Bleed the clutch properly.
If you did not bleed the clutch properly, the only solution is to rebleed it. And this time, you must get it right. If not, the problem will still be there.
Bleeding clutch cap on or off? If this is your contemplation, you have nothing to worry about. You can bleed the clutch with the cap off or on. However, I recommend removing the cap to monitor the fluid level as you bleed.
Don’t allow the fluid to drop below the minimum mark while bleeding. If it does, air will get trapped in the system.
Replace the slave and the master cylinder.
Check the slave cylinder to see if it is working properly. If it is damaged, replace the lousy parts and service it. However, I recommend changing the entire unit for a better result.
Inspect the master cylinder to see if it is okay. Check for leaks around or have a certified mechanic inspect it. Even the smallest leak anywhere in the system will cause pressure loss.
Check and replace the damaged clutch assembly.
Inspect the clutch assembly and replace damaged components. You’ll have to drop the transmission before assessing the clutch assembly. A worn-out clutch plate, worn-out or broken clutch disc, or damaged throw-out bearing can cause the problem.
A certified mechanic should be able to tell when any of these clutch components are bad. If you suspect any of these components are bad, drive to your mechanic and have them take a look. They will be able to identify and replace the faulty part as needed.
Trust me, having no pressure in clutch after bleeding is quite unnerving and frustrating. It’ll make you feel like you don’t know how to bleed a clutch. But knowing the possible causes and how to address them will ease the frustration.

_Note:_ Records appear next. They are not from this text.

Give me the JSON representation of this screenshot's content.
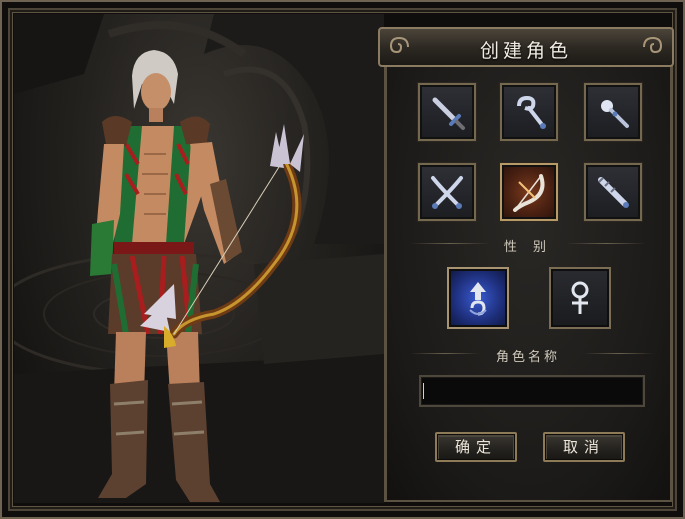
{
  "panel": {
    "title": "创建角色",
    "classes": [
      {
        "icon": "sword-icon",
        "selected": false
      },
      {
        "icon": "staff-hook-icon",
        "selected": false
      },
      {
        "icon": "magic-wand-icon",
        "selected": false
      },
      {
        "icon": "crossed-daggers-icon",
        "selected": false
      },
      {
        "icon": "bow-icon",
        "selected": true
      },
      {
        "icon": "scepter-icon",
        "selected": false
      }
    ],
    "gender_label": "性 别",
    "genders": [
      {
        "icon": "male-symbol-icon",
        "selected": true
      },
      {
        "icon": "female-symbol-icon",
        "selected": false
      }
    ],
    "name_label": "角色名称",
    "name_value": "",
    "confirm_label": "确定",
    "cancel_label": "取消"
  },
  "colors": {
    "frame": "#6f6452",
    "selected_class": "#7a3a1c",
    "selected_gender": "#3a5bd1",
    "text": "#f2ede4"
  }
}
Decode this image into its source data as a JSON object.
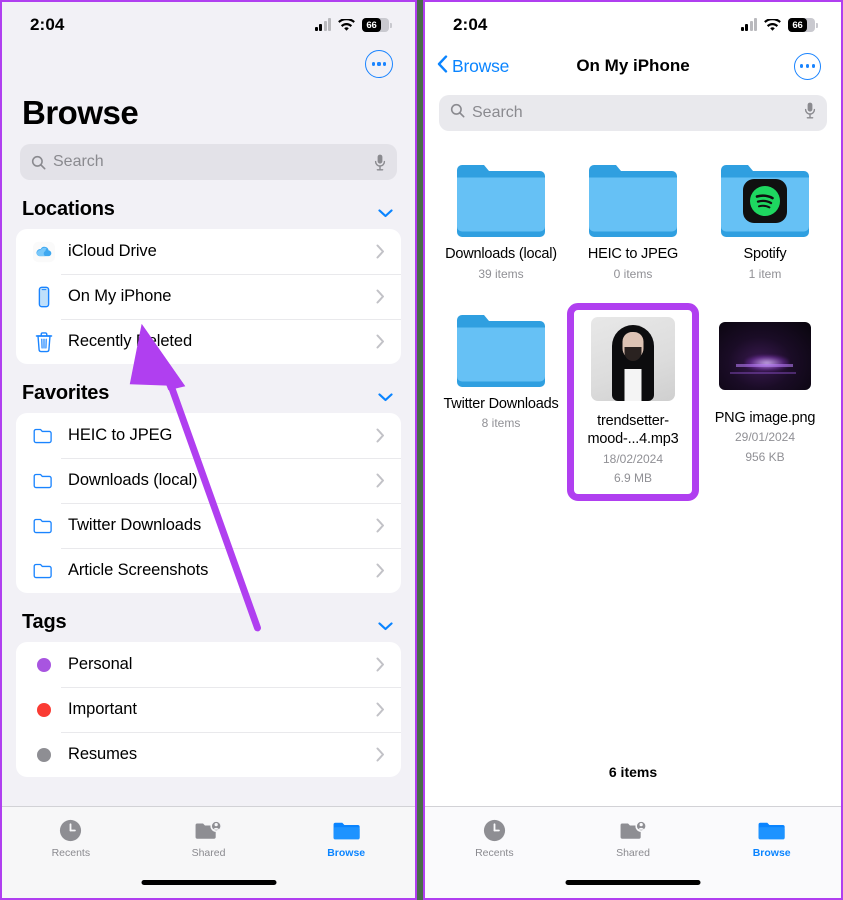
{
  "accent": {
    "annotation_purple": "#b03ff0",
    "ios_blue": "#0a84ff",
    "folder_blue": "#57b9f5",
    "divider_green": "#4a6b4a"
  },
  "left_panel": {
    "status": {
      "time": "2:04",
      "battery_level": "66"
    },
    "more_button": "more-options",
    "title": "Browse",
    "search": {
      "placeholder": "Search"
    },
    "sections": [
      {
        "header": "Locations",
        "items": [
          {
            "label": "iCloud Drive",
            "icon": "icloud-icon"
          },
          {
            "label": "On My iPhone",
            "icon": "iphone-icon"
          },
          {
            "label": "Recently Deleted",
            "icon": "trash-icon"
          }
        ]
      },
      {
        "header": "Favorites",
        "items": [
          {
            "label": "HEIC to JPEG",
            "icon": "folder-icon"
          },
          {
            "label": "Downloads (local)",
            "icon": "folder-icon"
          },
          {
            "label": "Twitter Downloads",
            "icon": "folder-icon"
          },
          {
            "label": "Article Screenshots",
            "icon": "folder-icon"
          }
        ]
      },
      {
        "header": "Tags",
        "items": [
          {
            "label": "Personal",
            "icon": "tag-dot-icon",
            "color": "#a855e0"
          },
          {
            "label": "Important",
            "icon": "tag-dot-icon",
            "color": "#fa3b33"
          },
          {
            "label": "Resumes",
            "icon": "tag-dot-icon",
            "color": "#8e8e93"
          }
        ]
      }
    ],
    "tabs": [
      {
        "label": "Recents",
        "icon": "clock-icon",
        "active": false
      },
      {
        "label": "Shared",
        "icon": "shared-folder-icon",
        "active": false
      },
      {
        "label": "Browse",
        "icon": "folder-icon",
        "active": true
      }
    ]
  },
  "right_panel": {
    "status": {
      "time": "2:04",
      "battery_level": "66"
    },
    "nav": {
      "back_label": "Browse",
      "title": "On My iPhone",
      "more_button": "more-options"
    },
    "search": {
      "placeholder": "Search"
    },
    "files": [
      {
        "name": "Downloads (local)",
        "meta1": "39 items",
        "meta2": "",
        "kind": "folder",
        "selected": false
      },
      {
        "name": "HEIC to JPEG",
        "meta1": "0 items",
        "meta2": "",
        "kind": "folder",
        "selected": false
      },
      {
        "name": "Spotify",
        "meta1": "1 item",
        "meta2": "",
        "kind": "folder-app",
        "badge": "spotify-icon",
        "selected": false
      },
      {
        "name": "Twitter Downloads",
        "meta1": "8 items",
        "meta2": "",
        "kind": "folder",
        "selected": false
      },
      {
        "name": "trendsetter-mood-...4.mp3",
        "meta1": "18/02/2024",
        "meta2": "6.9 MB",
        "kind": "photo-person",
        "selected": true
      },
      {
        "name": "PNG image.png",
        "meta1": "29/01/2024",
        "meta2": "956 KB",
        "kind": "photo-dark",
        "selected": false
      }
    ],
    "item_count": "6 items",
    "tabs": [
      {
        "label": "Recents",
        "icon": "clock-icon",
        "active": false
      },
      {
        "label": "Shared",
        "icon": "shared-folder-icon",
        "active": false
      },
      {
        "label": "Browse",
        "icon": "folder-icon",
        "active": true
      }
    ]
  },
  "annotation": {
    "arrow": "purple-arrow-pointing-to-on-my-iphone"
  }
}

Of course, if you have been reading to this point, you will have learned the possible reasons and how to rectify them.